What makes an encounter in D&D engaging is the knowledge that no one — not even the most meticulous of DMs — knew for sure how the fight was going to play out when it started. The thrilling “wait, guys, I think we can try this” works because the rules allow it to; instead of an invisible barrier or a faded menu option, we do as we please, and the game adjusts accordingly.

Exhibit C: NATAL

Sure, the infamous “Milo” demonstration of pre-christened Kinect may have been staged, but its potential (some of which has already been realized) gives great insight into where this spontaneity may enter gaming. Moreover, in light of impressive breakthroughs in language research spurred by Noam Chomsky, the concept of a self-teaching AI is within our grasp. Like the humans they emulate, computers should be able to apply an innate set of grammatical rules and apply them to unknown sentences. The incredulity of the Venetian bard resides in the limited range of interaction you can have: ignore him, pay him, shove him, kill him. But what if you could speak to him? And what if he could speak to those around him?

Of course, there are necessary limits. There are some things a DM won’t let you do — just because you think of saying “Petrificus Totalus” doesn’t mean an imp will suddenly become paralyzed. Your behavior is still guided by what makes sense and by what is within your character’s power at a given point in the game. If you can technically do it, and if doing it could theoretically make sense, then the DM will let you do it, and if that messes with the DM’s plans, so much the better for the game.

An artificial intelligence director with control over the game world would be able to understand what you’re trying to do and why you ought to be able to do it.So let’s integrate. An artificial intelligence director with control over all of the agents within the world and, genre-permitting, even the makeup of the world itself, would be able to respond to the most improbable of player behaviors (while still appropriate) because it can listen to your interaction with the world and understand what you’re trying to do and why you ought to be able to do it. In a game like Assassin’s Creed: Brotherhood, this could translate into a sort of group huddle, in which you tell your friend your ideas about attacking such-and-such a target, and he gives you a valid assessment of how viable your plans are.
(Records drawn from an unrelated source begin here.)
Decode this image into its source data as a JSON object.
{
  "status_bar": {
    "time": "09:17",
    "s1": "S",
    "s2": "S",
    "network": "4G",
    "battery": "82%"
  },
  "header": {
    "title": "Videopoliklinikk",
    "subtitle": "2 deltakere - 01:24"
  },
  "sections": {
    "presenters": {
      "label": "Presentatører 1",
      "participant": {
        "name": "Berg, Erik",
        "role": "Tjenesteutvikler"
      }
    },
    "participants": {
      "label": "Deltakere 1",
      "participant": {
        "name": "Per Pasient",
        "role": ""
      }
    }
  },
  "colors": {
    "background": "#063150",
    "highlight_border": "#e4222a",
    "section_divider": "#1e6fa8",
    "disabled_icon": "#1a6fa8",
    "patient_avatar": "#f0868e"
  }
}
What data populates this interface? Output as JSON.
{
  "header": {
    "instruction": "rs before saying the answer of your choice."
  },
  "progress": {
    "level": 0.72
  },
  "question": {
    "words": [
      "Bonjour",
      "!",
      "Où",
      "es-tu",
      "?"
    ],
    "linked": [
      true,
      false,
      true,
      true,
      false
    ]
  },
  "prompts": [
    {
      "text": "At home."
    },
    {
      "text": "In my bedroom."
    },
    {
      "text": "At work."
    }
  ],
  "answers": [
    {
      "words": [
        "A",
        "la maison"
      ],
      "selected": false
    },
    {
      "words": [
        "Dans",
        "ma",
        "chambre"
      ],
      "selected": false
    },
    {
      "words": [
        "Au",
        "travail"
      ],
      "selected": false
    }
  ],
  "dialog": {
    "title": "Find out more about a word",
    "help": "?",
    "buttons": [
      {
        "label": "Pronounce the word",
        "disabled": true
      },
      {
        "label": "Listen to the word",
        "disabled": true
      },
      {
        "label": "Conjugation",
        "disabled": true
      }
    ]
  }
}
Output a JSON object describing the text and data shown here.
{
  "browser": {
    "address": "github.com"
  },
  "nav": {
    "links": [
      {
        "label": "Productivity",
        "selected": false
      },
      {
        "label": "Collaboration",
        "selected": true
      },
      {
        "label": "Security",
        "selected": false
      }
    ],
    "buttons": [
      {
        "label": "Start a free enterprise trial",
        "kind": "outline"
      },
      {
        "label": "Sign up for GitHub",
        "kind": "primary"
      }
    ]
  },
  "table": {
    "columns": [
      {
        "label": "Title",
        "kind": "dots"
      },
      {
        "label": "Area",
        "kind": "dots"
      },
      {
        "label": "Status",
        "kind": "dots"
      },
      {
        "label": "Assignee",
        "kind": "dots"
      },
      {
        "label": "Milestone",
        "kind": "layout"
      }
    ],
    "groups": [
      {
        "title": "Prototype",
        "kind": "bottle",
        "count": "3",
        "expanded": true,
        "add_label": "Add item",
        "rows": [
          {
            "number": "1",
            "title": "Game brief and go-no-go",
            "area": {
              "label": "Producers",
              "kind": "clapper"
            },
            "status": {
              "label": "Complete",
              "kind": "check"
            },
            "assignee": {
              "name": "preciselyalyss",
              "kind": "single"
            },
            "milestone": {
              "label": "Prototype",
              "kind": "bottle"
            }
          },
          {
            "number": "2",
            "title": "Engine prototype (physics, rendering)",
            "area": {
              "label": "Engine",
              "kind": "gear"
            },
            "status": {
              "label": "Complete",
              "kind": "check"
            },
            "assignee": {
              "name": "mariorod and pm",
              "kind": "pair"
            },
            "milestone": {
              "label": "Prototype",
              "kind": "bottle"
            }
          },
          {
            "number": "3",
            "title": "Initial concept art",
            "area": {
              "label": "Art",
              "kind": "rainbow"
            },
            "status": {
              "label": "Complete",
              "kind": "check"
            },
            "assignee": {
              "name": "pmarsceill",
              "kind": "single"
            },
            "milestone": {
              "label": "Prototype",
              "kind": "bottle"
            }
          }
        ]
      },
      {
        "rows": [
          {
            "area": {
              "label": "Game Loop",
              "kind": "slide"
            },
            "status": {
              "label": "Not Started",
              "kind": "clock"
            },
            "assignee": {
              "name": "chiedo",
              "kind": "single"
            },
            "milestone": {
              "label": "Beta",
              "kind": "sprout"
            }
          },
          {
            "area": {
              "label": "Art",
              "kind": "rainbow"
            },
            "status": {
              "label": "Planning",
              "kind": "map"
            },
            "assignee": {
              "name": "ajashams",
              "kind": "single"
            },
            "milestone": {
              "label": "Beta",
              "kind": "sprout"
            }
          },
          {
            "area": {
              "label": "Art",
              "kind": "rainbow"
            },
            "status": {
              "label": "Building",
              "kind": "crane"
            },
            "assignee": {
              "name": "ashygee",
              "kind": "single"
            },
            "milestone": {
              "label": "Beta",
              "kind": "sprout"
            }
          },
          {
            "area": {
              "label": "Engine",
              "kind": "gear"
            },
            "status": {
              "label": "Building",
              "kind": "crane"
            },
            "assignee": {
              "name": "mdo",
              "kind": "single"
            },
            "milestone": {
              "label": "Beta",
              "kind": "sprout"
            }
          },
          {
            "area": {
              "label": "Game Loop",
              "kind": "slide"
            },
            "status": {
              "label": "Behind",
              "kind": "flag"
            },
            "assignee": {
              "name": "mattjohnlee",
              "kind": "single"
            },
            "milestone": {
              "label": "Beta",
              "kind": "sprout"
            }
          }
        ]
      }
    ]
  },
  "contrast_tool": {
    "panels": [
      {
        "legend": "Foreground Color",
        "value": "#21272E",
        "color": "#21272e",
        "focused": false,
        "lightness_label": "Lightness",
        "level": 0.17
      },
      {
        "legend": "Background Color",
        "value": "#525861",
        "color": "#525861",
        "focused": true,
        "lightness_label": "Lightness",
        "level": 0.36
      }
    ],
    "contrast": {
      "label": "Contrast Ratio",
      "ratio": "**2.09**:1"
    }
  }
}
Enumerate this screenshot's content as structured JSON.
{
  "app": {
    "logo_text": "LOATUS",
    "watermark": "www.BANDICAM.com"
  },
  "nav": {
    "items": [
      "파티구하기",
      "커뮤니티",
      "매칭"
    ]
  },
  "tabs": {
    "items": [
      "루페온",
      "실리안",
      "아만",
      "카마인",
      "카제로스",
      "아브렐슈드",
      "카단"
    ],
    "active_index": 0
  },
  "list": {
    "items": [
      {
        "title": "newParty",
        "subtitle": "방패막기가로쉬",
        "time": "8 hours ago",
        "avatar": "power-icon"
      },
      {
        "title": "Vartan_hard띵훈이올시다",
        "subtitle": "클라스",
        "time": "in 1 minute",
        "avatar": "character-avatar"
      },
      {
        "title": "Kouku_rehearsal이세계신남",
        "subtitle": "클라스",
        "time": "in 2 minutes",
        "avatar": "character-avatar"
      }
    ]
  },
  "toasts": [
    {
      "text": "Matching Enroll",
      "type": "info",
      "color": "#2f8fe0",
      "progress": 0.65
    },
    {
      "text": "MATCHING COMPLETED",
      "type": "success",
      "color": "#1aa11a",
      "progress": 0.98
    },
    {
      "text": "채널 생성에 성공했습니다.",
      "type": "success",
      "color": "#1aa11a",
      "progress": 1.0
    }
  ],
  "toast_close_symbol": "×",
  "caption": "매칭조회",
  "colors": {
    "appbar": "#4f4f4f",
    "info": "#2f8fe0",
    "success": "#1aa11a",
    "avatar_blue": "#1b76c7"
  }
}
Meanwhile, if you have been too easily surmounting challenges lately, perhaps the director uses its ability to eavesdrop to help fortify a particular entrance to the enemy’s fortress that it knows you’re going to try to exploit.

With the prevalence of internet connectivity, the game’s AI could be synced with a central brain, thereby greatly accelerating the director’s language acquisition processes and adjusting all games based on common player strategies. In Left 4 Dead terms, this means the game learning about that one closet everyone hides in and making sure that whenever players are trying to exploit the closet, a Spitter shows up.

I appreciate the difficulties involved with actually implementing what I’m suggesting here. But if Kinect ever performs on the level of that Milo demonstration, I think we’ll be a lot closer to games that are truly immersive. Just think; in the world of real advertising, you can’t just use the same slogans forever. A tapestry merchant who knows you’ve already heard his pitch improvising something new based on what’s worked elsewhere? How about a bard who legitimately knows a song you’ve never heard before? NPCs that relate messages from other players, rather than the faceless couriers of old?

The potential, endless. My spine, tingling.